Teenagers may be young, but they are also determined. And when they come together, they can spark change — as they did in these five instances.

History has taught us that Harriet Tubman was a conductor for slaves on the Underground Railroad to freedom. But she had a second career as a Union spy and was also a champion for the elderly.

Strange theories have sprung to life around the enigmatic cult leader. Is there truth behind any of them?

History tells us that Betsy Ross designed and sewed America's first flag.
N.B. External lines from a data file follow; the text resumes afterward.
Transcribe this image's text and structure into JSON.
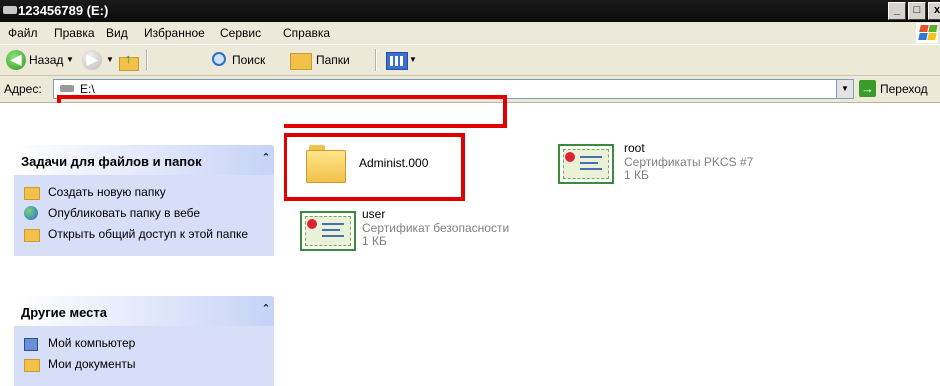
{
  "window": {
    "title": "123456789 (E:)",
    "buttons": [
      "_",
      "□",
      "x"
    ]
  },
  "menu": {
    "items": [
      "Файл",
      "Правка",
      "Вид",
      "Избранное",
      "Сервис",
      "Справка"
    ]
  },
  "toolbar": {
    "back_label": "Назад",
    "search_label": "Поиск",
    "folders_label": "Папки"
  },
  "address": {
    "label": "Адрес:",
    "value": "E:\\",
    "go_label": "Переход"
  },
  "tasks_panel": {
    "title": "Задачи для файлов и папок",
    "items": [
      {
        "label": "Создать новую папку",
        "icon": "new-folder-icon"
      },
      {
        "label": "Опубликовать папку в вебе",
        "icon": "globe-icon"
      },
      {
        "label": "Открыть общий доступ к этой папке",
        "icon": "share-folder-icon"
      }
    ]
  },
  "places_panel": {
    "title": "Другие места",
    "items": [
      {
        "label": "Мой компьютер",
        "icon": "computer-icon"
      },
      {
        "label": "Мои документы",
        "icon": "documents-icon"
      }
    ]
  },
  "files": [
    {
      "name": "Administ.000",
      "type": "",
      "size": "",
      "icon": "folder-icon"
    },
    {
      "name": "root",
      "type": "Сертификаты PKCS #7",
      "size": "1 КБ",
      "icon": "certificate-icon"
    },
    {
      "name": "user",
      "type": "Сертификат безопасности",
      "size": "1 КБ",
      "icon": "certificate-icon"
    }
  ],
  "colors": {
    "highlight": "#e00000",
    "panel_bg": "#d6dff7",
    "toolbar_bg": "#ece9d8"
  }
}
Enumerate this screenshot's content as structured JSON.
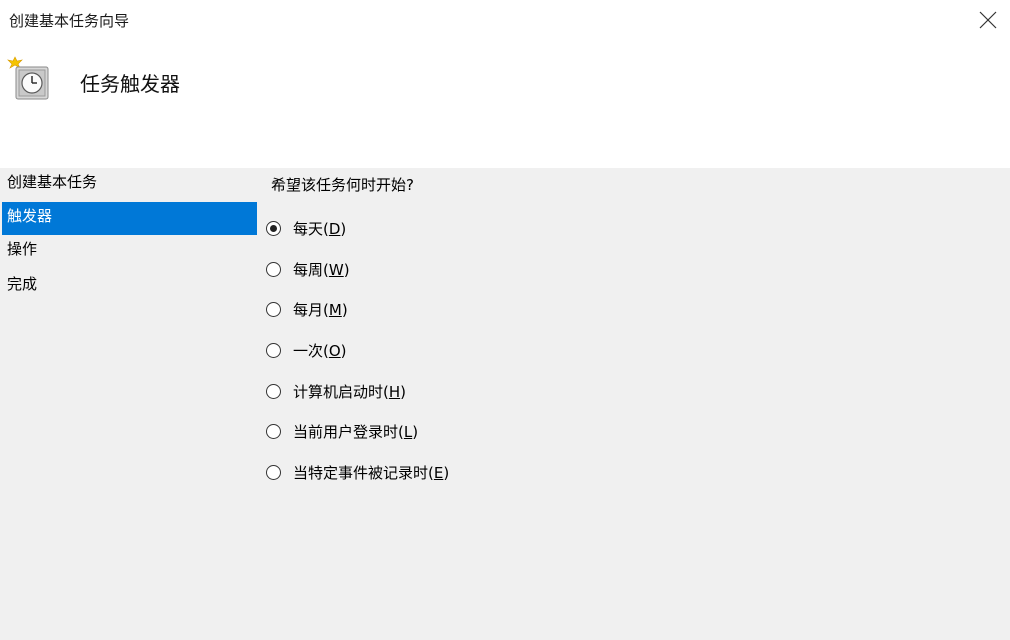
{
  "window": {
    "title": "创建基本任务向导"
  },
  "header": {
    "title": "任务触发器",
    "icon": "scheduled-task-clock-icon"
  },
  "sidebar": {
    "items": [
      {
        "label": "创建基本任务",
        "active": false
      },
      {
        "label": "触发器",
        "active": true
      },
      {
        "label": "操作",
        "active": false
      },
      {
        "label": "完成",
        "active": false
      }
    ]
  },
  "main": {
    "question": "希望该任务何时开始?",
    "options": [
      {
        "label": "每天(",
        "key": "D",
        "suffix": ")",
        "selected": true
      },
      {
        "label": "每周(",
        "key": "W",
        "suffix": ")",
        "selected": false
      },
      {
        "label": "每月(",
        "key": "M",
        "suffix": ")",
        "selected": false
      },
      {
        "label": "一次(",
        "key": "O",
        "suffix": ")",
        "selected": false
      },
      {
        "label": "计算机启动时(",
        "key": "H",
        "suffix": ")",
        "selected": false
      },
      {
        "label": "当前用户登录时(",
        "key": "L",
        "suffix": ")",
        "selected": false
      },
      {
        "label": "当特定事件被记录时(",
        "key": "E",
        "suffix": ")",
        "selected": false
      }
    ]
  },
  "colors": {
    "accent": "#0078d7",
    "content_bg": "#f0f0f0"
  }
}
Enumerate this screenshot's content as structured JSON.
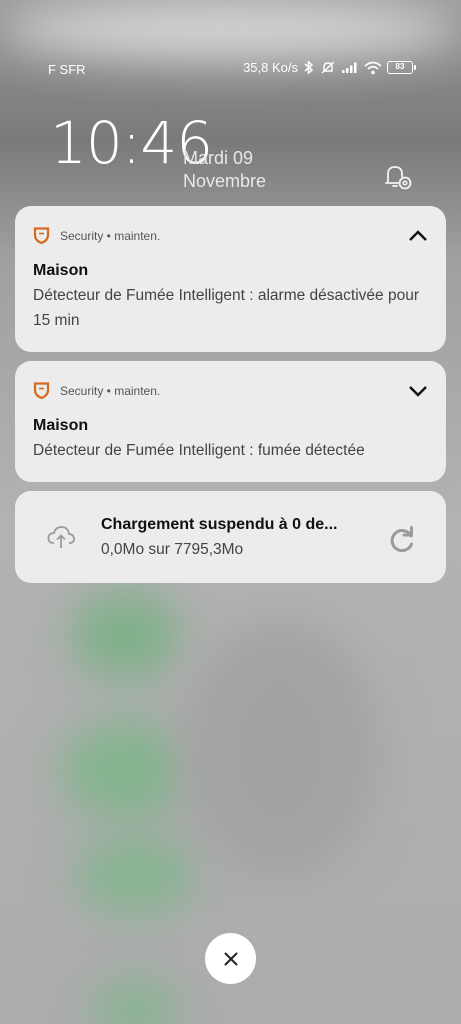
{
  "status_bar": {
    "carrier": "F SFR",
    "net_speed": "35,8 Ko/s",
    "battery_level": "83"
  },
  "lockscreen": {
    "time": "10:46",
    "day": "Mardi 09",
    "month": "Novembre"
  },
  "notifications": [
    {
      "app_line": "Security • mainten.",
      "title": "Maison",
      "text": "Détecteur de Fumée Intelligent : alarme désactivée pour 15 min",
      "expanded": true
    },
    {
      "app_line": "Security • mainten.",
      "title": "Maison",
      "text": "Détecteur de Fumée Intelligent : fumée détectée",
      "expanded": false
    }
  ],
  "download": {
    "title": "Chargement suspendu à 0 de...",
    "progress_text": "0,0Mo sur 7795,3Mo"
  },
  "icons": {
    "app": "shield-icon",
    "settings": "bell-gear-icon",
    "download": "cloud-upload-icon",
    "retry": "refresh-icon",
    "close": "close-icon"
  },
  "colors": {
    "app_accent": "#d9691f",
    "card_bg": "#ececec"
  }
}
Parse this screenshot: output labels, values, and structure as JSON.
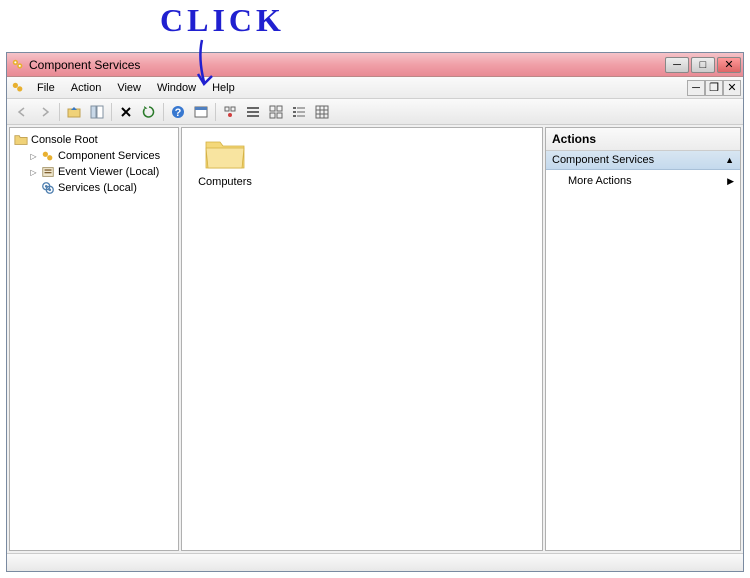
{
  "annotation": {
    "text": "CLICK"
  },
  "window": {
    "title": "Component Services"
  },
  "menu": {
    "file": "File",
    "action": "Action",
    "view": "View",
    "window": "Window",
    "help": "Help"
  },
  "toolbar": {
    "back": "back-icon",
    "forward": "forward-icon",
    "up": "up-icon",
    "show_hide": "show-hide-console-tree-icon",
    "delete": "delete-icon",
    "refresh": "refresh-icon",
    "help": "help-icon",
    "target": "target-icon",
    "b1": "extra-icon-1",
    "b2": "extra-icon-2",
    "b3": "extra-icon-3",
    "b4": "extra-icon-4",
    "b5": "extra-icon-5",
    "b6": "extra-icon-6"
  },
  "tree": {
    "root": "Console Root",
    "items": [
      {
        "label": "Component Services",
        "icon": "component-services-icon"
      },
      {
        "label": "Event Viewer (Local)",
        "icon": "event-viewer-icon"
      },
      {
        "label": "Services (Local)",
        "icon": "services-icon"
      }
    ]
  },
  "content": {
    "items": [
      {
        "label": "Computers",
        "icon": "folder-icon"
      }
    ]
  },
  "actions": {
    "header": "Actions",
    "group": "Component Services",
    "more": "More Actions"
  }
}
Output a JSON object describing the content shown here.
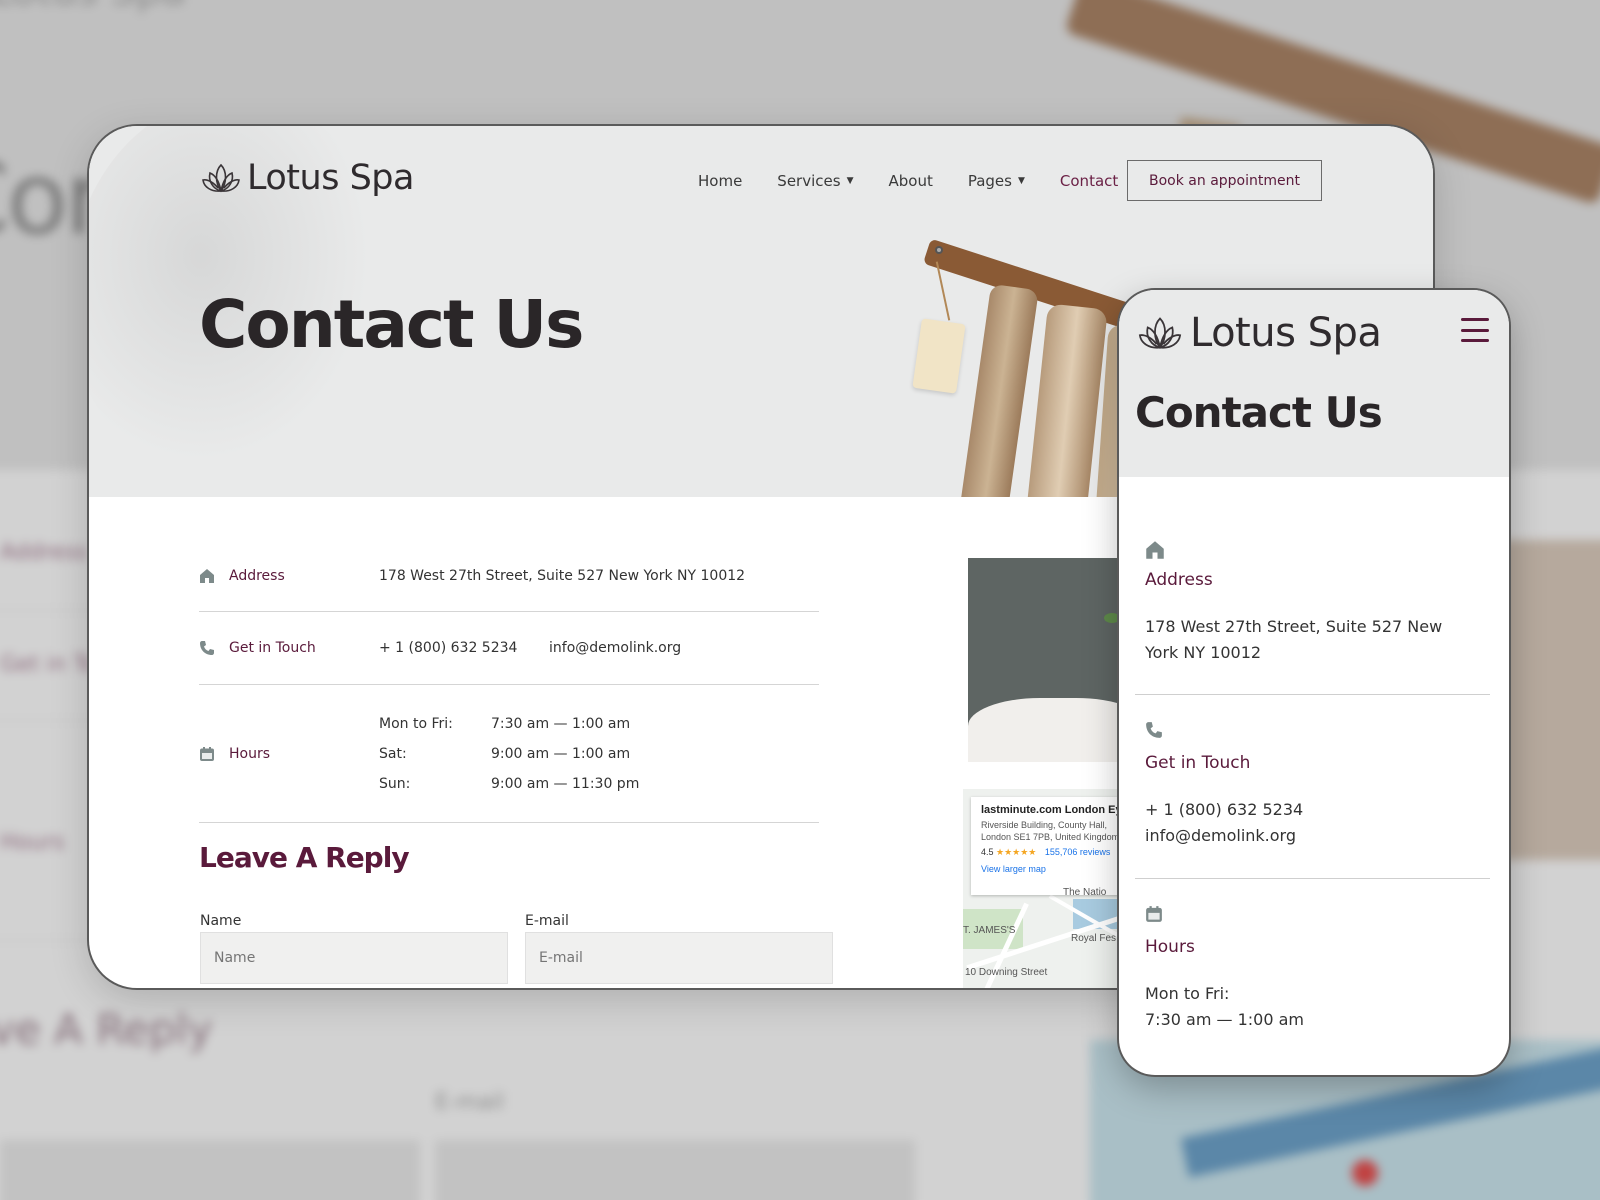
{
  "site": {
    "logo_text": "Lotus Spa"
  },
  "nav": {
    "items": [
      {
        "label": "Home",
        "has_dropdown": false,
        "active": false
      },
      {
        "label": "Services",
        "has_dropdown": true,
        "active": false
      },
      {
        "label": "About",
        "has_dropdown": false,
        "active": false
      },
      {
        "label": "Pages",
        "has_dropdown": true,
        "active": false
      },
      {
        "label": "Contact",
        "has_dropdown": false,
        "active": true
      }
    ],
    "cta": "Book an appointment"
  },
  "hero": {
    "title": "Contact Us"
  },
  "contact": {
    "address_label": "Address",
    "address_value": "178 West 27th Street, Suite 527 New York NY 10012",
    "touch_label": "Get in Touch",
    "phone": "+ 1 (800) 632 5234",
    "email": "info@demolink.org",
    "hours_label": "Hours",
    "hours": [
      {
        "day": "Mon to Fri:",
        "time": "7:30 am — 1:00 am"
      },
      {
        "day": "Sat:",
        "time": "9:00 am — 1:00 am"
      },
      {
        "day": "Sun:",
        "time": "9:00 am — 11:30 pm"
      }
    ]
  },
  "reply": {
    "title": "Leave A Reply",
    "name_label": "Name",
    "name_placeholder": "Name",
    "email_label": "E-mail",
    "email_placeholder": "E-mail"
  },
  "map": {
    "place_name": "lastminute.com London Eye",
    "address_line1": "Riverside Building, County Hall,",
    "address_line2": "London SE1 7PB, United Kingdom",
    "rating": "4.5",
    "stars": "★★★★★",
    "reviews": "155,706 reviews",
    "link": "View larger map",
    "labels": [
      "The Natio",
      "T. JAMES'S",
      "Royal Fes",
      "10 Downing Street"
    ]
  },
  "mobile": {
    "logo_text": "Lotus Spa",
    "title": "Contact Us",
    "address_label": "Address",
    "address_value": "178 West 27th Street, Suite 527 New York NY 10012",
    "touch_label": "Get in Touch",
    "phone": "+ 1 (800) 632 5234",
    "email": "info@demolink.org",
    "hours_label": "Hours",
    "hours_day": "Mon to Fri:",
    "hours_time": "7:30 am — 1:00 am"
  },
  "background": {
    "title_fragment": "Con",
    "logo_fragment": "Lotus Spa",
    "labels": [
      "Address",
      "Get in To",
      "Hours"
    ],
    "reply_fragment": "ve A Reply",
    "email_label": "E-mail"
  },
  "colors": {
    "accent": "#5a1a3b",
    "hero_bg": "#e9eaea",
    "icon_gray": "#7d8a8a"
  }
}
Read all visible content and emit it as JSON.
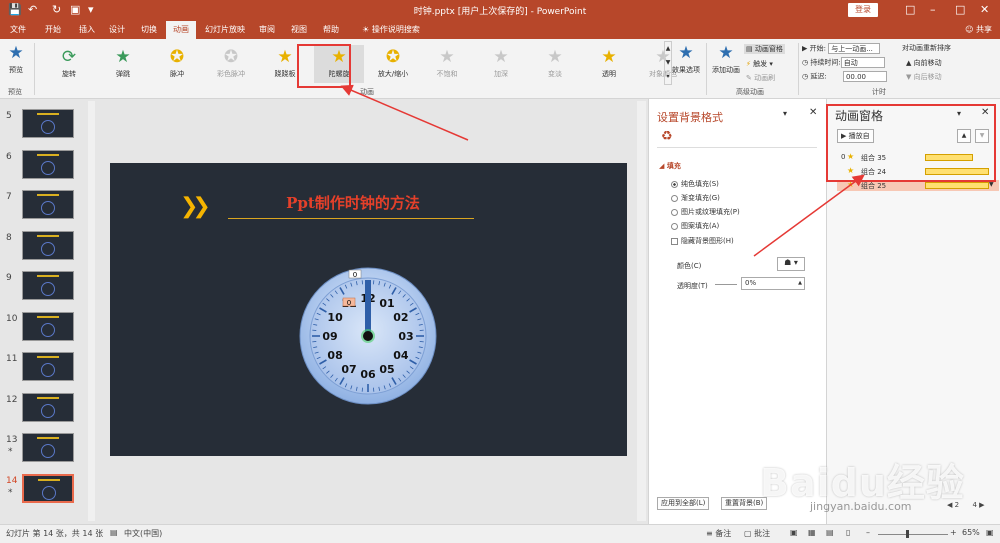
{
  "window": {
    "title": "时钟.pptx [用户上次保存的] - PowerPoint",
    "login": "登录",
    "icons": [
      "save-icon",
      "undo-icon",
      "redo-icon",
      "present-icon",
      "customize-icon"
    ]
  },
  "menu": {
    "tabs": [
      "文件",
      "开始",
      "插入",
      "设计",
      "切换",
      "动画",
      "幻灯片放映",
      "审阅",
      "视图",
      "帮助"
    ],
    "search": "操作说明搜索",
    "share": "共享"
  },
  "ribbon": {
    "preview": {
      "label": "预览",
      "group": "预览"
    },
    "effects": [
      {
        "label": "旋转",
        "gray": false
      },
      {
        "label": "弹跳",
        "gray": false
      },
      {
        "label": "脉冲",
        "gray": false
      },
      {
        "label": "彩色脉冲",
        "gray": true
      },
      {
        "label": "跷跷板",
        "gray": false
      },
      {
        "label": "陀螺旋",
        "gray": false
      },
      {
        "label": "放大/缩小",
        "gray": false
      },
      {
        "label": "不饱和",
        "gray": true
      },
      {
        "label": "加深",
        "gray": true
      },
      {
        "label": "变淡",
        "gray": true
      },
      {
        "label": "透明",
        "gray": false
      },
      {
        "label": "对象颜色",
        "gray": true
      }
    ],
    "effect_options": "效果选项",
    "animation_group": "动画",
    "add_animation": "添加动画",
    "anim_pane_btn": "动画窗格",
    "trigger": "触发",
    "anim_painter": "动画刷",
    "advanced_group": "高级动画",
    "start_label": "开始:",
    "start_value": "与上一动画...",
    "duration_label": "持续时间:",
    "duration_value": "自动",
    "delay_label": "延迟:",
    "delay_value": "00.00",
    "reorder": "对动画重新排序",
    "move_earlier": "向前移动",
    "move_later": "向后移动",
    "timing_group": "计时"
  },
  "thumbnails": [
    {
      "num": "5",
      "star": ""
    },
    {
      "num": "6",
      "star": ""
    },
    {
      "num": "7",
      "star": ""
    },
    {
      "num": "8",
      "star": ""
    },
    {
      "num": "9",
      "star": ""
    },
    {
      "num": "10",
      "star": ""
    },
    {
      "num": "11",
      "star": ""
    },
    {
      "num": "12",
      "star": ""
    },
    {
      "num": "13",
      "star": "*"
    },
    {
      "num": "14",
      "star": "*"
    }
  ],
  "slide": {
    "title": "Ppt制作时钟的方法",
    "clock_numbers": [
      "12",
      "01",
      "02",
      "03",
      "04",
      "05",
      "06",
      "07",
      "08",
      "09",
      "10",
      "11"
    ],
    "label_top": "0",
    "label_mid": "0"
  },
  "format_pane": {
    "title": "设置背景格式",
    "section": "填充",
    "options": [
      "纯色填充(S)",
      "渐变填充(G)",
      "图片或纹理填充(P)",
      "图案填充(A)"
    ],
    "hide_bg": "隐藏背景图形(H)",
    "color_label": "颜色(C)",
    "transparency_label": "透明度(T)",
    "transparency_value": "0%",
    "apply_all": "应用到全部(L)",
    "reset_bg": "重置背景(B)"
  },
  "anim_pane": {
    "title": "动画窗格",
    "play_from": "播放自",
    "rows": [
      {
        "index": "0",
        "label": "组合 35"
      },
      {
        "index": "",
        "label": "组合 24"
      },
      {
        "index": "",
        "label": "组合 25"
      }
    ],
    "page_nav": [
      "2",
      "4"
    ]
  },
  "status": {
    "slide_info": "幻灯片 第 14 张，共 14 张",
    "language": "中文(中国)",
    "notes": "备注",
    "comments": "批注",
    "zoom": "65%"
  },
  "watermark": {
    "text": "Baidu经验",
    "sub": "jingyan.baidu.com"
  },
  "colors": {
    "accent": "#b7472a",
    "slide_bg": "#262d37",
    "highlight": "#e53935"
  }
}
But is that really the truth or is it just legend?

Who was Charles Manson, and why was the public so fixated on this cult leader?

Although there's been a lot of talk about Meghan Markle being the first mixed race person to marry into the British royal family, historians say that's not really true.

Violet Jessop survived not one, not two, but three disasters at sea.

One theory about the fate of everybody's favorite female aviator is that her remains ended up as food for coconut crabs on a remote island in the South Pacific. But why?

Unusual street art in Rapid City, the "City of Presidents," aims to personalize the presidency.

Women have long been instrumental in America's labor rights movement. One early leader was Lucy Parsons, a woman of color who agitated for the eight-hour workday.

Katharine McCormick's name may not be as famous as Margaret Sanger's, but McCormick played a major role in the development of "the pill" and the progression of the reproductive rights movement.